Perhaps one of the largest traumas of communism has been the complete elevation of and submission to an almighty father figure, Enver Hoxha, resulting eventually in a crushing sense of betrayal. This trauma has been reenacted in Albanian society over and over again by later, “democratic” generations. Even if perhaps initially reform-minded and a “different” kind of leader, it has been impossible for Edi Rama to escape the same fate as Fatos Nano or Sali Berisha before him: to reenact the role that has been projected onto him by a people still unable to properly mourn the loss of Father Enver.
Rama’s most recent, painful statements reveal the depth with which this yearning for a leader is engrained in Albanian society. I invite the reader to look at the brief clip from a press conference, in which Rama declares:
Sa i përket plani, plani është shumë i qartë. Unë do të udhëheq protestën e studentëve. Ju mund të qesni, por shumë shpejt do të shikoni se do e kap edhe protestën siç kam kapur edhe të gjitha të tjerat… dhe studentët kanë kërkuar disa gjëra të arsyeshme.
As regards the plan, the plan is very clear. I will lead the student protests. You may laugh, but very soon you’ll see that I’ll capture the protest just like I have captured everything else… and the students have made some reasonable requests.

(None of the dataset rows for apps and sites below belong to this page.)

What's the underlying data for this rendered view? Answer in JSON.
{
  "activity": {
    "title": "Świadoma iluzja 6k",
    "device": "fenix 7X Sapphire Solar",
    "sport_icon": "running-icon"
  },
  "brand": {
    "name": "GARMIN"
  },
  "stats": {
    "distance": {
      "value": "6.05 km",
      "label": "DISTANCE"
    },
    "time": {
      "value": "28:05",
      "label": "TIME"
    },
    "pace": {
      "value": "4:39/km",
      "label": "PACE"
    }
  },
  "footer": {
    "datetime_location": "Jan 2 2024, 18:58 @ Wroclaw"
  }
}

The clip is simply chilling. Chin down, eyes squinted, scanning the press corps and staring into the camera, as if coming unfiltered from his unconscious, he declares “I’ll capture the protest just like I have captured everything else.” There is no more pretense, there are no more feints: “I will lead the protest of the students,” just like his own fantasies he led the student protests against the communist regime. So deeply engrained in him is the need for a leader, that a leaderless protest is an even greater threat than the absurdity of leading a protest against himself. Then, after a pause in which he nods his head to affirm his statement, Rama lifts up his head and his rational ego again takes over: “and the students have made some reasonable requests.” It is completely unclear how this sentence follows (“and”?!?!?) on the previous one except that they are spoken by the same person: psychosis in HD.
The students have laid bare the psychosis at the heart of Albanian politics with the skill of a gifted therapist. But like every good therapist, they are also human and prone to the same fallibility as the rest of mankind. It would be inhuman of us to expect the students now to behave as perfect example and lead us to an ideal politics. This would again be to transfer our hopes and dreams onto them until we can punish them for their inevitable failure. Again, this is clearly articulated by one of the students:
We realised that in 1991 students helped in the collapse of the system. If students in 2018 also helped in the collapse of the current system nothing would change. We would still remain in that vicious cycle of hatred and irresponsibility. We broke this cycle not by destroying the government but by asking for responsibility, not through blame but through seeking of solutions.
None of this means that it is possible to live without leaders. The internal organization of the student protests shows that certain students take on more responsibilities than others. But the way in which this happens in through dialogue and conversation: not with the government, but with each other. As another student said:
I don’t have anything against a dialogue with the Prime Minister, but I think it is more important to continue the dialogue among the students. It is first us who need to understand each others’ problems. For 28 years, we have been kept unorganized on purpose and have beenneglected by the governments.
Leaderlessness is not a goal but a starting point. It is up to us to live and work in the spirit of their idea: that a different type of leadership is possible.